The sparse meditative ritual of Marina Abramovic‘s 512 Hours
10,000 hours put in, they say, makes you a master. 10,000 hours of cello practice, 10,000 hours of sushi making, or 10,000 hours of art.
Consciously or not, the title for Marina Abramović’s latest durational, immersive performance piece at the Serpentine alludes to this concept. 512 Hours is, according to the press bumf, the defining performance of Abramović’s career to date; the culmination of what must be at least 10,000 hours’ practice; time spent refining her performance, bringing her to a point of (what shouldn’t be termed as ease, but for ease) ease with her audience who here become props, foil and collaborator.
Abramović’s five-decade career has seen her performances mellow – physical intensity pared down, emotional intensity amped up. With early work comparable to the macho stunts of Chris Burden (he who was shot, crawled over broken glass, was crucified on a car, blah, blah, blah) her line of inquiry gradually refocused. As Senior Curator of the Serpentine Sophie O’Brien puts it in her foreword to the exhibition catalogue, Abramović has “turn[ed] from self containment to complete engagement.”
In terms of audience engagement, this work segues nicely from her last major durational performance, where for three months she occupied a table where the public were invited to sit, one by one, and sustain eye- contact with her for an indeterminate period of time. In 512 Hours the directness of the performance is diffused across 160-odd members of the public who simultaneously occupy the space, through her assistants, and performance collaborator Lynsey Peisinger. These usher the audience around, sometimes like nurses, exam invigilators, alternative therapists or shepherds.
Our experience of it went thus: a 15 minute wait (if you want to dodge those queues get down there in the early afternoon on a weekday), a slightly awkward glass of water in the locker room from Ewan McGregor flick The Island, and then immersion.
That day (it changes), the main room seemed like an exam hall; a grid of tables laid out, with a gallery assistant prowling the edges. On each table a pile of dry basmati rice, a pile of black beans, a pencil and a piece of paper. The tables were occupied with people engaging in tasks so Sisyphean it was almost unbearably anxious. To the right of this exam room, was a ward. Camp beds were filled with people, tucked in, noise-excluding headphones on. These people were being tended to by Abramović herself, their expressions ranging from tranquil to haunted. This room, too, was jarring. All arranged the public seemed to be undergoing some sort of psychic nursing, treatment for an illness they didn’t know they had.

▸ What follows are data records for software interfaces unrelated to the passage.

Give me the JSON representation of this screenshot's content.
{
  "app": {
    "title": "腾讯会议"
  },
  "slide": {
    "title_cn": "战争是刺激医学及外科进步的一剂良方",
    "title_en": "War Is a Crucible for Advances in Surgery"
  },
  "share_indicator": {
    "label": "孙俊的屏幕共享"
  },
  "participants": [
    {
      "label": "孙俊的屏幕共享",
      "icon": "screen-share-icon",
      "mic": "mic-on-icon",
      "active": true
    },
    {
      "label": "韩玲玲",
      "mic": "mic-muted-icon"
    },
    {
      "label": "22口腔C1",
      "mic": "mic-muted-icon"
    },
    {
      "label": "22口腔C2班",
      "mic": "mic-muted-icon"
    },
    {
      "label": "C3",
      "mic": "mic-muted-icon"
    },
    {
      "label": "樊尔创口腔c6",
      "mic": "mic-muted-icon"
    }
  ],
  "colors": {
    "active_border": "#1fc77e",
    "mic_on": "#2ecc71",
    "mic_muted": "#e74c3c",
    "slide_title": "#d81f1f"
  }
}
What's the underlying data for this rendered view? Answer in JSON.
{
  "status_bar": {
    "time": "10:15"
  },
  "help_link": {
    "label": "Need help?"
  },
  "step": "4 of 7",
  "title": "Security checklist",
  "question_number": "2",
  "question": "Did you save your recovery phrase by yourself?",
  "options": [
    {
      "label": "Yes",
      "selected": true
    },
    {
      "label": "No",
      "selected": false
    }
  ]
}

The third room seemed to go a stage further than the camp-bed ward. If that was A&E, this was recovery; members of the public convalesced on chairs before the windows facing a view of drawn blinds, ears for the most part covered, eyes largely shut. Around the place, gallery assistants, Abramović and Peisinger led audience members to and fro, like children, by the hand.
Not every member of the public was participating, mind. Many were there politely, observing, waiting to be assigned a duty. Walking around, taking this in as an exhibition seemed a bit off – it felt frowned upon, or facetious. The artist seemed to have co-opted the entrenched gallery conventions for her own purposes; the hush that pervades the white cube seemed to become the hush that accompanies a religious service. Clearly, what is taking place in 512 Hours is a ritual, of sorts; but one divorced totally from the tradition of [a] church. This is a secular service, but the congregation are no less spiritual for that. The perceived quality of the art, also, seems to depend on one’s predisposition to like it, in the same way as communion is only more than symbolism if it’s already been decided to be.
And so it comes, in a way, back to the 10,000 hours; Marina Abramović has clearly been up to something for the last 40-odd years. The time put into her practice does translate, but not necessarily into more than the weight of authority. In this exhibition she becomes, as fully as any artist has, shaman, priest, sufi. The net effect depends on propensity for belief, or trust. Counting grains of rice is not something worth bothering with, yet the audience does because she tells them to. Whether it feels like a kind of brainwashing, psychic self-murder, or an opportunity to transcend the everyday through repetitive action hinges on a commitment to participation, and an internal decision made; do you find this sort of thing poignant, spiritual and emancipating, or a bit creepy? Engaging fully means relinquishing, for the duration of your visit, agency as an audience. To view the show, for there to be a show to view, requires deference to and respect for the artist as something other than artist. To accept Abramović as the kind of guide she’s trying to be is not for everyone. The reward, potentially, is a moment of stillness, meditation, peace. A real, Rothko style, ‘art-experience’.